      • Bonny

        Favourite business joke:
        What’s the difference between a Brown Noser and a Shithead?
        DEPTH PERCEPTION

        The narcissist, sociopath, suck-up personality will stop at nothing to stay in the spotlight and hold onto their power. It is the single most destructive personality type that pervades the workplace.
        After years of suffering under one of these fools, I said I would never again work for a jerk – which makes looking for a job a great deal more difficult than it already is.
        In my opinion, not enough is being done to flush this type of person out of the corporate world making it a living, working Hell for many hardworking employees.

        • JIm

          Beauty !

      • noname

        most people judge people by outlooking and words speaking!
        interviewing can only show a display ability or being an actor,s ability, and reference checks based on so many jerk managers will damage your future……. stupid job interview and resume cultures in North America

  • JIm

    The business world is full of jerks and border line sociopaths that get
    ahead at work. I’m am delighted that you printed this article and shed
    some lead on this subject.

  • saly

    How much stupid founder or interviewer who hire someone with these personality characters

  • Jobview

    Talk about Moral and Ethical Corruption. By looking back at history, many nations, empires got dissolved due to the love of money, power, selfishness of the high ranking rulers. I hope we will wake up before it’s too late or regret not learning from or leaning on history.

  • vonderGoltzKing

    I had the misfortune of working with one of these creatures; she was a manager and hired me to work for her as part of her team.

    I’ve worked in some tough environments but working for a narcissistic bully was the worst; perhaps because I’d never experienced anything like it before I was naive but she projected her behaviour on to me, set me up for a fall (changing a course 10 minutes before the start), bad mouthed me to superiors and reduced my performance evaluations.

    I had some horrendous experiences with this individual and ended up taking her to HR, however when it came to the point where I was medically redeployed she took it upon herself to arrange quiet one to one meetings with my new managers BEFORE I even had the chance to meet them! HR went crazy and warned her, the new head of department rewarded her by giving her more people to manage. God help them.
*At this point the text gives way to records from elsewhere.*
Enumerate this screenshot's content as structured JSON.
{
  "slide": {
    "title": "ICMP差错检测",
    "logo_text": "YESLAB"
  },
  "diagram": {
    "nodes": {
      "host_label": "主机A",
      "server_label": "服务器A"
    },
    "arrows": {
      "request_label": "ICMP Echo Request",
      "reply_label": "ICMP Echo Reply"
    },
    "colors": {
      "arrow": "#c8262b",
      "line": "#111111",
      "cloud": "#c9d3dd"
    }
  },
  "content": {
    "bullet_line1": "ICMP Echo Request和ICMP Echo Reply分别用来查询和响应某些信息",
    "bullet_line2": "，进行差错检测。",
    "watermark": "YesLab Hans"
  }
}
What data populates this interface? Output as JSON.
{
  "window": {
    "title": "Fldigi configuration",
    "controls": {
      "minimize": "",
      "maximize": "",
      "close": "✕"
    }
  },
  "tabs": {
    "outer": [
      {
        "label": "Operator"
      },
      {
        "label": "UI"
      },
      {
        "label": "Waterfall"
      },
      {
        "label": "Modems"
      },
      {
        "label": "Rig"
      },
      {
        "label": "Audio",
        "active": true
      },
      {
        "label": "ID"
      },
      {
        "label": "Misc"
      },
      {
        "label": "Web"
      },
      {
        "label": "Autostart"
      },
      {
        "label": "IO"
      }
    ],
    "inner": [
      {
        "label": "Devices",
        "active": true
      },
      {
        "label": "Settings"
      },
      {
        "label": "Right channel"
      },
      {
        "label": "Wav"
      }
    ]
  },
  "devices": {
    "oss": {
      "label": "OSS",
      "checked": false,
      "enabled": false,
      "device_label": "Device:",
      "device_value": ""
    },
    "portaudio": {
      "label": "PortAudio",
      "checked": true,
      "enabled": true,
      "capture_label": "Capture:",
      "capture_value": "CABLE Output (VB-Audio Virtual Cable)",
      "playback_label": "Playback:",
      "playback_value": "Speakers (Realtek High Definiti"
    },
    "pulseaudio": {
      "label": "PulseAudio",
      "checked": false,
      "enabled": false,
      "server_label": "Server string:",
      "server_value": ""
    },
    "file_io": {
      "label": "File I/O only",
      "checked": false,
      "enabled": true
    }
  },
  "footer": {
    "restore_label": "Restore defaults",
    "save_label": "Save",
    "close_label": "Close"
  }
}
    This is how narcissistic bullies work.

    I later heard that at her own interview she told the head of department that she shouldn’t be worried as she wasn’t after her job! Spoken like a true narcissist.